However, Deniz Kilicli is not quite on the same level as Thoroughman or John Flowers in terms of perimeter defense. He makes an early mistake on the pick and roll but makes a nice adjustment later in the game.
Although Jon Leuer ended with 16 points in an eight point home victory, he shot only 4-13 from the field, thanks to good defense by the Gophers, led by Ralph Sampson III, flanked by fellow big men Trevor Mbakwe and Colton Iverson.
The first step to defending Leuer tonight was to bother him with Sampson’s length. First, look where Sampson forces Leuer to catch the ball. He pushes him off the block, which makes him take a tough jumper.
Leuer pivots and faces the basket in a one on one situation against Sampson. After taking a hard dribble to his right, he goes up for a shot but Sampson is there to deflect the attempt. Sampson used his height and length advantage to hinder the shot opportunity.
Leuer ventures down to the block again in this clip and Sampson once again bothers him with his size. Even though Leuer tries a fadeaway jump shot, Sampson manages to bother Leuer and force a missed shot.
Pick and roll defense
We will see later how Minnesota defended the pick and roll with Leuer and a guard. In this play, Leuer handles the ball with a screen set by Jared Berrgren. With Colton Iverson guarding Berrgren, they simply switch the pick and roll to not allow Leuer any space.
This is a smart play since Leuer is such a threat from beyond the arc. By switching the pick and roll when another big men sets the screen, it gives Leuer no space to shoot and does not leave Minnesota with any defensive mismatches.
Great team effort
There are several things to discuss with this play. Here we see how Minnesota defended a typical pick and roll with Leuer. They hedged hard quick and scrambled to get back to Leuer.
Here is the hedge by Mbakwe, cutting off Jordan Taylor from getting to the lane.
Mbakwe then scrambles to get back to Leuer to cut off the passing lane. With Leuer popping to the three point line after setting the screen, this is crucial in not allowing Leuer to have an open look.
What else I love about this defensive effort is how fluidly Mbakwe switches to Leuer. With Sampson caught in the paint on help defense and Leuer curling around unguarded, Mbakwe steps away from his man to guard Leuer.
Sampson recognizes this and takes Mbakwe’s man without pause. This is great recognition by both players, as Mbakwe recognizes the offensive threat and steps up to neutralize Leuer.

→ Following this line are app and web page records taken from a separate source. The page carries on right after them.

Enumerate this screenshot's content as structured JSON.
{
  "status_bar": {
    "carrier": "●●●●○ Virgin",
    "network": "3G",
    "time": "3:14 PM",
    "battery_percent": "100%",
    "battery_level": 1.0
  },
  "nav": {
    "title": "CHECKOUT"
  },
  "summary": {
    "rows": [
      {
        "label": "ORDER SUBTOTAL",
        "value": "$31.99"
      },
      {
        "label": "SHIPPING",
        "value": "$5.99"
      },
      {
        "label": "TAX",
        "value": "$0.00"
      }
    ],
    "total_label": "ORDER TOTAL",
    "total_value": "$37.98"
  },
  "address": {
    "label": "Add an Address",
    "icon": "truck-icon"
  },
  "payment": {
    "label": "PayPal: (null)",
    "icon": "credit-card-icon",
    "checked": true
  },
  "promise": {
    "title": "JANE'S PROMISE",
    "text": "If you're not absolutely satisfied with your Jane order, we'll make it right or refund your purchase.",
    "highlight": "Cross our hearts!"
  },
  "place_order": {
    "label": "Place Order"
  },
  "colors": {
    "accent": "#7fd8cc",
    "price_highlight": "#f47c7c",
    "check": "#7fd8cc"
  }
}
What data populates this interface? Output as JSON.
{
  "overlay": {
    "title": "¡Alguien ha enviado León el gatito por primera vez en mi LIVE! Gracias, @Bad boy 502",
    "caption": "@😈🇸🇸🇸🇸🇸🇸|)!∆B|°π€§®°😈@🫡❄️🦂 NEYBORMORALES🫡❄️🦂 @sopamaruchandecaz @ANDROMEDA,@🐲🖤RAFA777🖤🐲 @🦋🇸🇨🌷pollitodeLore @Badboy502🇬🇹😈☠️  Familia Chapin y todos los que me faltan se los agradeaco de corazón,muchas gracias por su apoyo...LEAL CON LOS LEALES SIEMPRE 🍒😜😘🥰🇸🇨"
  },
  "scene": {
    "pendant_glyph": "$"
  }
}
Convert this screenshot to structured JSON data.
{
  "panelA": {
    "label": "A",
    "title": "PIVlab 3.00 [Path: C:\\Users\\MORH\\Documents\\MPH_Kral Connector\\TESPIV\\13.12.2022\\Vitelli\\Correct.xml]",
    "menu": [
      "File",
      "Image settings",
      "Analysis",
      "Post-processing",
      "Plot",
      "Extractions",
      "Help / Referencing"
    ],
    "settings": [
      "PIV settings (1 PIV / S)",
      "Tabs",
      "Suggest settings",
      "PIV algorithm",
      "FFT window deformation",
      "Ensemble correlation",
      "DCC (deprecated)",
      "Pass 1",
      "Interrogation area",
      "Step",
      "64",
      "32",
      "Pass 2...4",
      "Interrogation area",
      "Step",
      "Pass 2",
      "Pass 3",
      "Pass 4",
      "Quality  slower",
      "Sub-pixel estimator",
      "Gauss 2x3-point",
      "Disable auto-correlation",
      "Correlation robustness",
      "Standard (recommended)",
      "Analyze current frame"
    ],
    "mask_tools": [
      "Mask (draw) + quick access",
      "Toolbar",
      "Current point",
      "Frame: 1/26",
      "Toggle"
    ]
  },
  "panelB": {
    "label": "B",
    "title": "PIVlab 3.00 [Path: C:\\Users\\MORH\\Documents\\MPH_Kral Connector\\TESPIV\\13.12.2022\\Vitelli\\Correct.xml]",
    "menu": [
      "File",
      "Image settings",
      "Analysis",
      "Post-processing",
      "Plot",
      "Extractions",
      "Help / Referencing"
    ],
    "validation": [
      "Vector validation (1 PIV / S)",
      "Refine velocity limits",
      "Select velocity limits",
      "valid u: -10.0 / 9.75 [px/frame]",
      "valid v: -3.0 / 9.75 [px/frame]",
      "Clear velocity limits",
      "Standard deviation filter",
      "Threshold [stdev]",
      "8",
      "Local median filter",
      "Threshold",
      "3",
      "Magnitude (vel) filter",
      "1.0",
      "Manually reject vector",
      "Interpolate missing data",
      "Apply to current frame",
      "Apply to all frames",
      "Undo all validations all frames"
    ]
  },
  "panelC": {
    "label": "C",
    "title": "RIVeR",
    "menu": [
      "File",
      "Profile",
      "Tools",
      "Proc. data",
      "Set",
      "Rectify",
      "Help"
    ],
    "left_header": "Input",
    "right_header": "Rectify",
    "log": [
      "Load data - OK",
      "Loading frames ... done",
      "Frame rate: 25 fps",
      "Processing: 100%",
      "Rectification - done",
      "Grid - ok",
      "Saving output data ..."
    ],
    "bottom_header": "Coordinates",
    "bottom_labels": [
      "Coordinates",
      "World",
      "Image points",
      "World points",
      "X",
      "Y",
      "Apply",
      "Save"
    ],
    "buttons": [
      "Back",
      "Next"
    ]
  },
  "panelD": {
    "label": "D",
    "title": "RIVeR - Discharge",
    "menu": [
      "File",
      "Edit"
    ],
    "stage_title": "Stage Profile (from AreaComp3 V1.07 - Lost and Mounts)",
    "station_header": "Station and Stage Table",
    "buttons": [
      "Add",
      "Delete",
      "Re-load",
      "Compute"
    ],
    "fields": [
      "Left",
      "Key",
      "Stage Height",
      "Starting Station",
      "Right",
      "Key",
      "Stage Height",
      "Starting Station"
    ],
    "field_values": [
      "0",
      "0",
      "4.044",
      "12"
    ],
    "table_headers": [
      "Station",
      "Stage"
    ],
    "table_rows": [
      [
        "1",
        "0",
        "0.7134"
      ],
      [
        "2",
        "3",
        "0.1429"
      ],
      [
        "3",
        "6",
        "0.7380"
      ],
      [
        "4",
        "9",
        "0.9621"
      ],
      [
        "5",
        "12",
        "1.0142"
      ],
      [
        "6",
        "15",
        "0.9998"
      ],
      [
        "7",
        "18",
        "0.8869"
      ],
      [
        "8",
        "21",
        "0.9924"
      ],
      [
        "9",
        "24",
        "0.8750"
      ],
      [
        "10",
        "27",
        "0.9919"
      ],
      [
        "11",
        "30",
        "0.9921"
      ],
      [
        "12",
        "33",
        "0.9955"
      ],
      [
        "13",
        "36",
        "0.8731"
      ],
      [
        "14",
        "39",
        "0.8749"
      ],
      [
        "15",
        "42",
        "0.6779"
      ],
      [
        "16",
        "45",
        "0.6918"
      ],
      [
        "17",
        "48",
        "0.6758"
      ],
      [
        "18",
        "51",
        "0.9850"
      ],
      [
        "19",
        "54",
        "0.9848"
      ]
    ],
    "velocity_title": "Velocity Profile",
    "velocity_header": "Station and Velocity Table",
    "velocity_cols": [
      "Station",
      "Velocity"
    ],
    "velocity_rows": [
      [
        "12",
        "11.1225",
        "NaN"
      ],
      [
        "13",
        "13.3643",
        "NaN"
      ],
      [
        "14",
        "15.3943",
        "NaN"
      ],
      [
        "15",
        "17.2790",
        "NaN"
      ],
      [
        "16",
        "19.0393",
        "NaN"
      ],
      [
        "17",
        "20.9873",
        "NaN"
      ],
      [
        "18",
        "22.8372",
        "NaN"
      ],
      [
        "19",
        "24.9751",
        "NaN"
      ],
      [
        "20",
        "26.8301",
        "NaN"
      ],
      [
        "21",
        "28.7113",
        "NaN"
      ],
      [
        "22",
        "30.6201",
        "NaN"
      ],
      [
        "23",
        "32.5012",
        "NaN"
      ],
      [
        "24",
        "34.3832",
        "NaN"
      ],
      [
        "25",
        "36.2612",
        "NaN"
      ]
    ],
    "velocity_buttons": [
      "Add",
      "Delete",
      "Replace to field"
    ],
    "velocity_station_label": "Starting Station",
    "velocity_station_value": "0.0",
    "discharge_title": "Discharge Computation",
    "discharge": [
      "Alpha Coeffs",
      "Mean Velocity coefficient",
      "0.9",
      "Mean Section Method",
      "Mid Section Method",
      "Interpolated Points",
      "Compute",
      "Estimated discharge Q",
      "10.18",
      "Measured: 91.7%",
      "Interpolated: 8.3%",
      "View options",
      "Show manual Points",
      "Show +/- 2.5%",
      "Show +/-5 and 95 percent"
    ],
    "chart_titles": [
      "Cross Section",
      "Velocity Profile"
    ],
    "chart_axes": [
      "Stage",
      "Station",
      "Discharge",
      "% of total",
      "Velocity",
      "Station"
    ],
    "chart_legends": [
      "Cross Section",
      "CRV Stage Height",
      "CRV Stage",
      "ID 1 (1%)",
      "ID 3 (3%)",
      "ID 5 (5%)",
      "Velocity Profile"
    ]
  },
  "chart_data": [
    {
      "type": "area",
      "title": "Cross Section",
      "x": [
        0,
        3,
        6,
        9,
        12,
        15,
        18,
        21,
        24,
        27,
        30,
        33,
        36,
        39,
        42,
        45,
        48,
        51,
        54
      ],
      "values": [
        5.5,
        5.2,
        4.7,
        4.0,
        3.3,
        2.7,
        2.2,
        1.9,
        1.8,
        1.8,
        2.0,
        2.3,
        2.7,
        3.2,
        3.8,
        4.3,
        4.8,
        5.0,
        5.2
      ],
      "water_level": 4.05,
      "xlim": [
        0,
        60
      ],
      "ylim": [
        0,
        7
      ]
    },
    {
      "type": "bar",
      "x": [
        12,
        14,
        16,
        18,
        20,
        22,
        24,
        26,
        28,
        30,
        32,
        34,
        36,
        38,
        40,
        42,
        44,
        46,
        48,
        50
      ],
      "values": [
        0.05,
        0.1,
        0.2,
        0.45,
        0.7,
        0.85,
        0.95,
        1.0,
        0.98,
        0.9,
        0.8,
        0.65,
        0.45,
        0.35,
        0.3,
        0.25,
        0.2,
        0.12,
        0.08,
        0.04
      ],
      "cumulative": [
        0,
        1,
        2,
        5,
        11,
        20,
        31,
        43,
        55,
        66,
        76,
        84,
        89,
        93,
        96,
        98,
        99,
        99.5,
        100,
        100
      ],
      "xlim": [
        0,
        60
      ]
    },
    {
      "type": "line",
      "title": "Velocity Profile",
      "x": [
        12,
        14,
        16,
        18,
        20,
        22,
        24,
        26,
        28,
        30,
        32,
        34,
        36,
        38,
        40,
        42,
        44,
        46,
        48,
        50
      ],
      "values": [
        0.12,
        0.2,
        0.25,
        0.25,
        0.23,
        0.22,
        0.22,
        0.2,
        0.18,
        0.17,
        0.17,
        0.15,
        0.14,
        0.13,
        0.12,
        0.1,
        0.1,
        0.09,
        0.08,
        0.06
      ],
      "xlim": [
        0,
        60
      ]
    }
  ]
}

The Gophers could not come away with a win but they had a great gameplan to defend Leuer.
As promised, I took a look at Robert Sacre at the FIBA championships in Turkey. He has played 15 minutes in 2 games so it is a bit of a small sample size but something I can work with.
Going up against the professionals has proven to be a challenge for Sacre. Although he is not playing against big time centers, the big men from Lebanon and Lithuania have proven to be formidable competition. They are a long way from the centers he sees in the West Coast Conference so let’s see how he handles this new level of competition.
This first clip shows he is just being outmuscled by the professional big men. He is being bumped off the spot he wants to be in and hindered from where he wants to go. His current strength is sufficient for the WCC but he will have to bulk up (or learn to use his current strength to his advantage).
The second clip shows you he just does not quite know how to fend off big defenders in the post. He is easily knocked off balance, and misses the entry pass. He needs to use his frame and be more assertive in posting up so he is not knocked off his spot as easy. I think some of this will come with practice against more experienced players.